British Columbia doesn't yet suffer temperatures as high as those that have recently created unbearable conditions in Louisiana and Texas (link to USA Today), or shut down cities in Iran (link to Reuters) and the local hot weather is causing so far only large wildfires and minor drought conditions (link to Grist). Nonetheless, heat can build up indoors over the course of a few days to raise the temperature above 30°C. Depending on the relative humidity, this starts to be a hazardous situation in which your body may not be able to cool itself off properly; remaining in this state could lead to heatstroke - a lethal condition. Heatstroke will more easily hit seniors and young children, but it can happen to people of any age.

The Solution to Cool Down Your Home

Here are three things that you can do to your existing house or which you can incorporate into the design of your new house that will result in a cooler indoor environment:

#1 Exterior shading devices or shutters

Traditional exterior shutters are effective at keeping the heat out, and other shading devices such as brise-soleils directly above the windows or deep roof overhangs prevent excessive sunlight from heating the indoors. Curtains, drapes, roller shades, and blinds all suffer from the fact that once the heat energy from either the sun or the outdoor air has passed through the glass to the indoors, most of it is trapped. This trapped heat builds up and raises the temperature. Shutters keep the heat mostly out, but they also rob you of your view and can make your house seem dark.

#2 Additional insulation

Virtually every Canadian understands that adding thermal insulation to the walls and roof of a house will help keep more heat inside. However, you may not really understand that adding thermal insulation to the walls and roof also helps keep unwanted heat OUTSIDE. It's exactly the same principle.

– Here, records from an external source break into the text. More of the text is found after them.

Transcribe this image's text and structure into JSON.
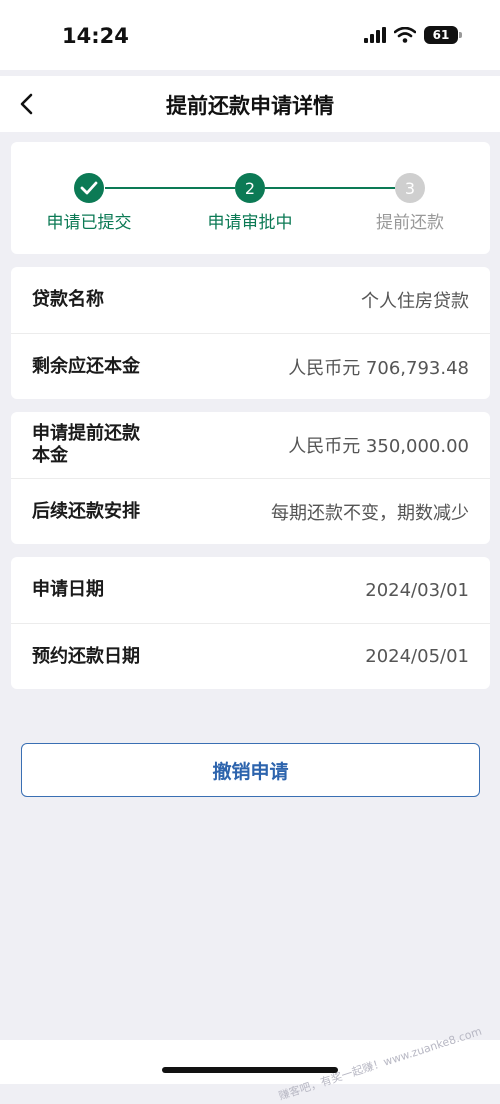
{
  "status": {
    "time": "14:24",
    "battery": "61"
  },
  "nav": {
    "title": "提前还款申请详情"
  },
  "stepper": {
    "steps": [
      {
        "label": "申请已提交",
        "marker": "",
        "state": "done"
      },
      {
        "label": "申请审批中",
        "marker": "2",
        "state": "active"
      },
      {
        "label": "提前还款",
        "marker": "3",
        "state": "pending"
      }
    ]
  },
  "group1": {
    "rows": [
      {
        "label": "贷款名称",
        "value": "个人住房贷款"
      },
      {
        "label": "剩余应还本金",
        "value": "人民币元 706,793.48"
      }
    ]
  },
  "group2": {
    "rows": [
      {
        "label": "申请提前还款本金",
        "value": "人民币元 350,000.00"
      },
      {
        "label": "后续还款安排",
        "value": "每期还款不变，期数减少"
      }
    ]
  },
  "group3": {
    "rows": [
      {
        "label": "申请日期",
        "value": "2024/03/01"
      },
      {
        "label": "预约还款日期",
        "value": "2024/05/01"
      }
    ]
  },
  "actions": {
    "cancel_label": "撤销申请"
  },
  "watermark": "赚客吧，有奖一起赚！www.zuanke8.com",
  "colors": {
    "primary_green": "#0c7a55",
    "pending_gray": "#cfcfcf",
    "link_blue": "#2d64ad",
    "background": "#efeff4"
  }
}
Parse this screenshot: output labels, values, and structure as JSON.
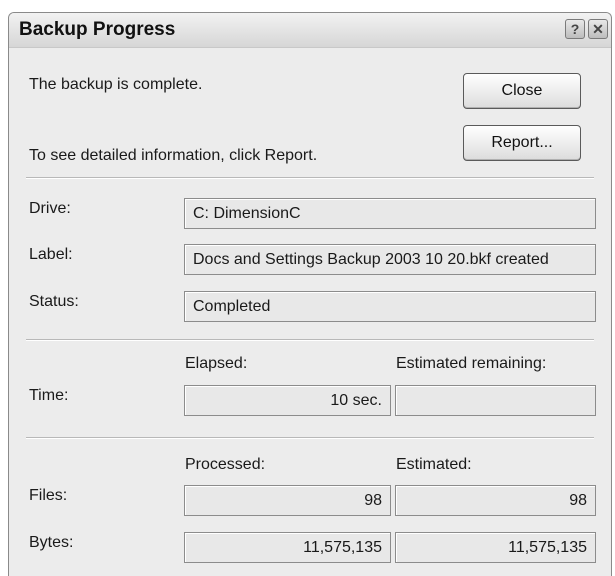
{
  "window": {
    "title": "Backup Progress",
    "help_glyph": "?",
    "close_glyph": "✕"
  },
  "message": {
    "complete": "The backup is complete.",
    "info": "To see detailed information, click Report."
  },
  "buttons": {
    "close": "Close",
    "report": "Report..."
  },
  "details": {
    "drive_label": "Drive:",
    "drive_value": "C: DimensionC",
    "label_label": "Label:",
    "label_value": "Docs and Settings Backup 2003 10 20.bkf created",
    "status_label": "Status:",
    "status_value": "Completed"
  },
  "time": {
    "row_label": "Time:",
    "elapsed_header": "Elapsed:",
    "remaining_header": "Estimated remaining:",
    "elapsed_value": "10 sec.",
    "remaining_value": ""
  },
  "counts": {
    "processed_header": "Processed:",
    "estimated_header": "Estimated:",
    "files_label": "Files:",
    "files_processed": "98",
    "files_estimated": "98",
    "bytes_label": "Bytes:",
    "bytes_processed": "11,575,135",
    "bytes_estimated": "11,575,135"
  }
}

#3 Airtightness

Radiant energy from the sun or conductive heat transfer from the outdoor air are both significant factors in an unhealthy buildup of heat in your house, but the flow of air also carries a significant amount of heat. In the same way that a refrigerator with a gasket that doesn't seal properly will be less able to keep the food inside adequately cooled, leaks in the walls and roof of your house will let warm air from the outdoors inside. These numerous, tiny gaps and cracks simultaneously leak cooled air created by your air conditioning system and are the first thing that some air conditioning installers suggest that you fix.

Since the beginning of my architectural career, my focus has been on the integrity and performance of the building envelope - the parts of the building that separate indoor space from the outdoors (namely the roof, walls, floor, doors, and windows). This separation is as important to keep hot weather out as to keep cold weather out.

My SAPPHR Strategy™ includes an analysis of your priorities and the technical aspects of your project to determine the performance requirements for your building envelope. The subsequent Deep Blue Design™ phase develops a form and "design" that - among other things - minimizes unwanted heat loss from or heat gain into your house. This approach works for remodels and major renovations as well as to new house build projects.

You could be sitting comfortably in your living room reading a book or watching the clouds slip across the sky when there's an Extreme Heat Emergency, or you could again be laying uncomfortably on the couch with a cold cloth on your forehead or exiled to the garage to find some relief.

If you're planning on building a new house or extensively renovating your existing house in the next year or so, you can reach out for a free 30-minute phone call to learn how to start developing a strategy for ensuring that your house remains cool during extended hot weather.


Commenting has been turned off.
bottom of page